The researchers wondered if collective movement might somehow trigger a more cooperative spirit, preventing the emergence of potential free riders. So they asked college students to march around campus together, or to sing the Canadian national anthem in unison.

Relative to students in a control condition, who had simply ambled about, the students who had walked in lockstep around campus were more cooperative in subsequent economic games, felt more connected to each other and trusted each other more.

Students who sang in unison showed the same effects relative to a control group of asynchronous singers. This effect even extended into games that pitted the good of the group against self-interest. Participants were willing to incur direct costs to themselves to cooperate with the students with whom they had synchronized.

Interestingly, it has already been shown that motor coordination of other sorts can serve “pro-social behavior,” behavior that contributes to the well-being of another person. For example, the tendency to unconsciously mimic nonverbal cues is related to altruism. In one study conducted by psychologist Rick van Baaren at the University of Nijmegen in The Netherlands, participants who had unknowingly been mimicked by an experimenter (in body orientation and arm and leg position) were more helpful to experimenters as well as unrelated others, on a subsequent task.

But these types of processes were thought to exclusively operate on a non-conscious level. The second someone becomes aware of the mimicking, these effects disappear. After all, who likes a copycat? Turns out, as long as we’re moving synchronously, we all do.

These new findings open the door to fascinating questions regarding what else synchronization can do for us. The ability to coordinate our own bodies in time and space with other entities has broad applications. For example, the ability to judge the motion of another entity (such as an individual or a ball) and coordinate the action of our own body to converge on a point where we can catch, kick or hit it has obvious implications for athletic performance and most likely factored into our ancestor’s success in hunting prey.  Any opportunity to practice the coordination of our bodies with others—a waltz, a jam session with friends, a tribal chant around the fire—might translate into future success at such tasks.

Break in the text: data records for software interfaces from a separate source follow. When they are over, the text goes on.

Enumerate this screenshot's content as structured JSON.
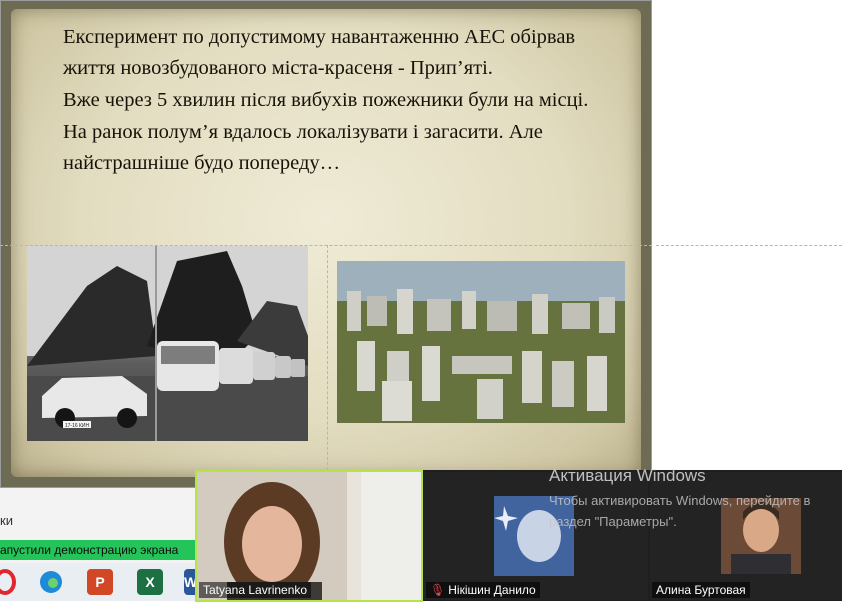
{
  "slide": {
    "paragraphs": [
      " Експеримент по допустимому навантаженню АЕС обірвав життя новозбудованого міста-красеня - Прип’яті.",
      " Вже через 5 хвилин після вибухів пожежники були на місці.",
      " На ранок полум’я вдалось локалізувати і загасити. Але найстрашніше будо попереду…"
    ],
    "photo_left_plate": "17-16 КИН"
  },
  "app": {
    "left_label": "ки",
    "share_status": "апустили демонстрацию экрана"
  },
  "taskbar": {
    "icons": [
      "opera-icon",
      "edge-icon",
      "powerpoint-icon",
      "excel-icon",
      "word-icon"
    ]
  },
  "participants": [
    {
      "name": "Tatyana Lavrinenko",
      "muted": false,
      "active": true
    },
    {
      "name": "Нікішин Данило",
      "muted": true,
      "active": false
    },
    {
      "name": "Алина Буртовая",
      "muted": false,
      "active": false
    }
  ],
  "watermark": {
    "title": "Активация Windows",
    "subtitle": "Чтобы активировать Windows, перейдите в раздел \"Параметры\"."
  },
  "colors": {
    "share_bar": "#24c45a",
    "active_speaker_border": "#b5e34a",
    "muted_icon": "#e04848"
  }
}
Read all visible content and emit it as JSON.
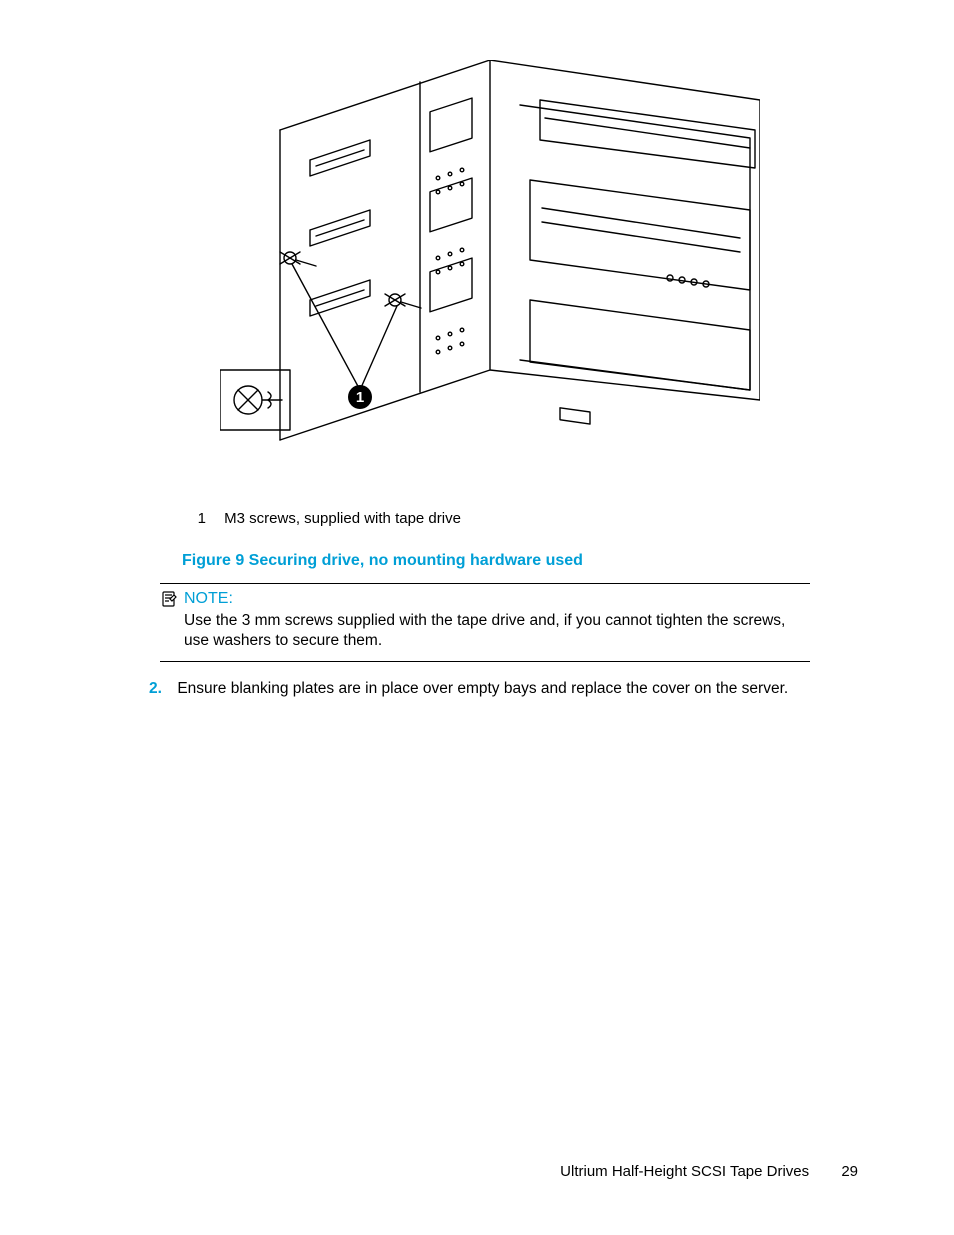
{
  "callouts": [
    {
      "num": "1",
      "text": "M3 screws, supplied with tape drive"
    }
  ],
  "figure_caption": "Figure 9 Securing drive, no mounting hardware used",
  "note": {
    "label": "NOTE:",
    "body": "Use the 3 mm screws supplied with the tape drive and, if you cannot tighten the screws, use washers to secure them."
  },
  "steps": [
    {
      "num": "2.",
      "text": "Ensure blanking plates are in place over empty bays and replace the cover on the server."
    }
  ],
  "footer": {
    "doc_title": "Ultrium Half-Height SCSI Tape Drives",
    "page_number": "29"
  },
  "callout_marker": "1"
}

Engaging in rituals involving rhythmic synchrony might not only have bound us together in cooperative groups: they might have brought us together to practice the very skills essential to survival.

Are you a scientist? Have you recently read a peer-reviewed paper that you want to write about? Then contact Mind Matters co-editor Gareth Cook, a Pulitzer prize-winning journalist at the Boston Globe, where he edits the Sunday Ideas section.